While not inaccurate, according to Steave Klein, National Sales Manager for Fasteners at Austin Hardware®, "That phrasing comes from a time when steel was the strongest material available for construction and structural applications. In the modern world of today, while steel is still commonly used in all types of manufacturing, we also have many other materials, some of which are stronger than steel, and due to some of their other characteristics, better suited to certain load-bearing applications."
Sealants and Adhesives Online Tools
Applications for sealants and adhesives vary greatly. Consequently, whether you’re an OEM, repair facility, or at home DIYer, there’s an almost limitless variety of products available. This large number of choices allows for there to be a product that perfectly fits your needs. Unfortunately, weeding through all of those choices can be challenging.
A Wikipedia citing notes that, “Solid rivets are one of the oldest and most reliable types of fasteners, having been found in archaeological findings dating back to the Bronze Age.” According to ThomasNet, Solid rivets “With their full-bodied design, solid rivets represent the strongest of the rivet varieties and, installed red-hot, were the rivets employed in structural-steel buildings and the like before bolted- and welded-joint techniques supplanted them.” Solid rivets are one of the strongest permanent fasteners and are commonly used in applications where safety and reliability are of the utmost importance. This is why they are used frequently in the aircraft and auto industries.

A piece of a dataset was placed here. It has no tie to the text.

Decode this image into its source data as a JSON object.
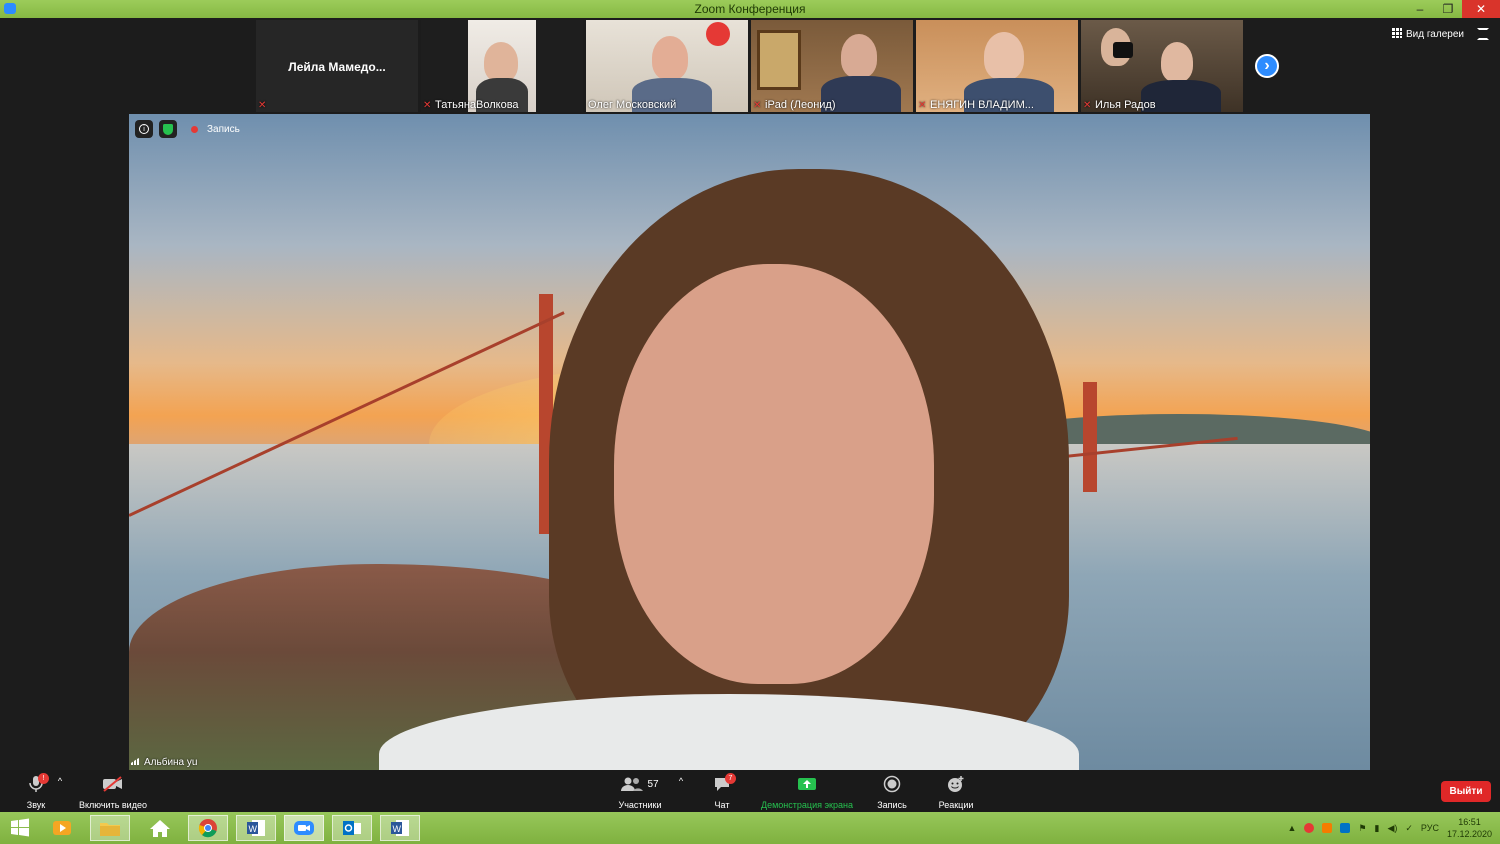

Like most fasteners, bolts are available in a wide variety of styles and materials to meet the needs of a world of applications. In the industrial world, carbon and alloy steel bolts are used most often. Steel bolts can be divided into two major categories: High Strength Structural and Common.
Steel bolts are rated and specified by numerous certifying bodies, but the two primary associations in the United States are ASTM International (formerly American Society for Testing and Materials) and the SAE International (formerly Society for Automotive Engineers). ASTM standards for bolts and fasteners pertain primarily to construction applications, while SAE deals with machinery and automotive applications as well as those for original equipment manufacturing.
High Strength Structural Steel Bolts are typically used to join steel structures in construction. They’re mostly composed of quenched or tempered steel and have a minimum tensile strength of 120 ksi for use in structural connections. Examples are ASTM rated A325 and A490, Types 1 and 3 structural hex bolts.